Wu said affordable housing is 30% of your income and explained that “housing affordability” and “affordable housing” are different.
“When you talk about affordability and housing, that’s really everyone in this room,” Wu said. “It affects all of us. Every single person here will be affected by housing affordability because right now, we don’t have enough supply for that housing affordability. “
A major issue both candidates highlighted throughout the debate was the lack of supply in Wichita’s housing market.
Wichita faces a shortage of up to 40,000 units, including approximately 20,000 rental units. On top of that, Wichita has a growing homeless population but a shrinking number of shelters.
In 2023, the Salvation Army’s shelter for unhoused women and children ceased operations. The operation of HumanKind’s emergency winter shelter’s future has been uncertain this month, but Friday, the non-profit released a statement that they plan to open at reduced capacity. It will provide 140 emergency beds and make safety upgrades to the building before it opens on Nov. 15.
Downtown Wichita and homelessness
During the Q&A segment, an audience member asked for an opinion on the downtown area’s focus on developing high-end apartments rather than affordable housing for young professionals.
Wu said that the Wichita Biomedical Campus will bring 3,000 students to the downtown area, and it would transform the demographics, in turn creating more housing. Her first concern is public safety downtown to attract young people, which will promote the market to respond to the demand for housing.
Whipple said Wichitans need a higher supply of housing at all levels and that there are federal funds that can be utilized to turn older buildings into affordable housing.
On the topic of homelessness, an attendee asked what can be done about those who face barriers when finding housing.
Wu applauded the work of nonprofits, highlighting HumanKind Ministries, for helping individuals get back on their feet.
“We need to keep supporting nonprofits, especially as community members that help with making sure that individuals get back on their feet and can get back on track,” Wu said.
A recording of the event can be found on KSN TV’s YouTube.

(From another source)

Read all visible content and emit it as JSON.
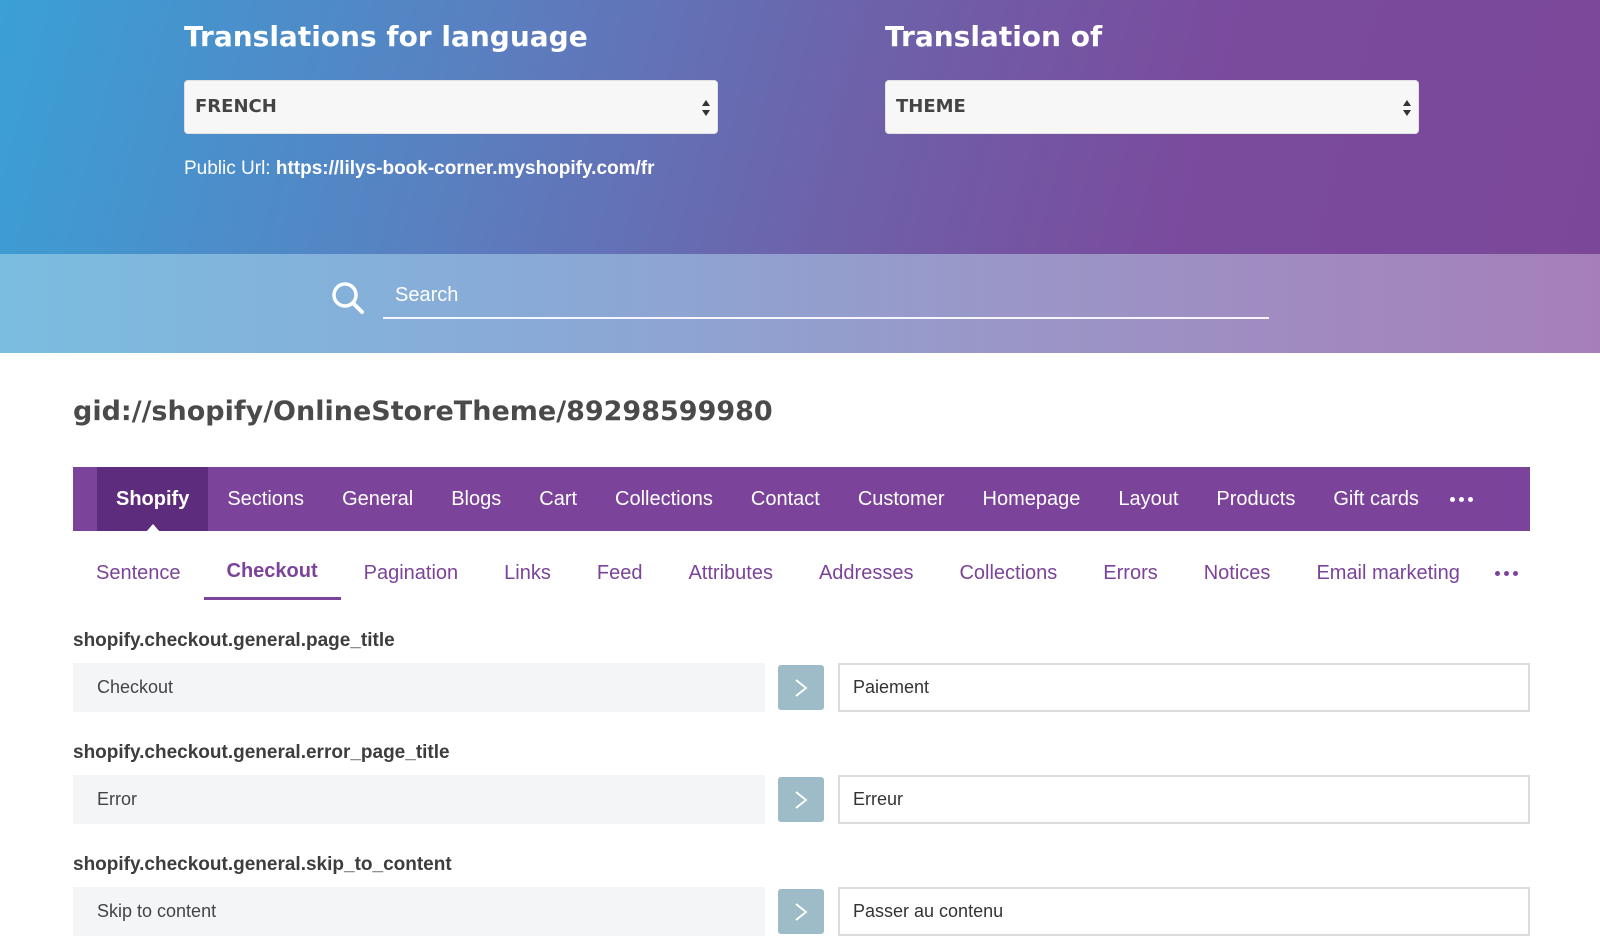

Taliyah Winn is a first-year reporter for The Sunflower. She is a sophomore at WSU double majoring in Political Science and Journalism.
This article was republished here with the permission of: The Sunflower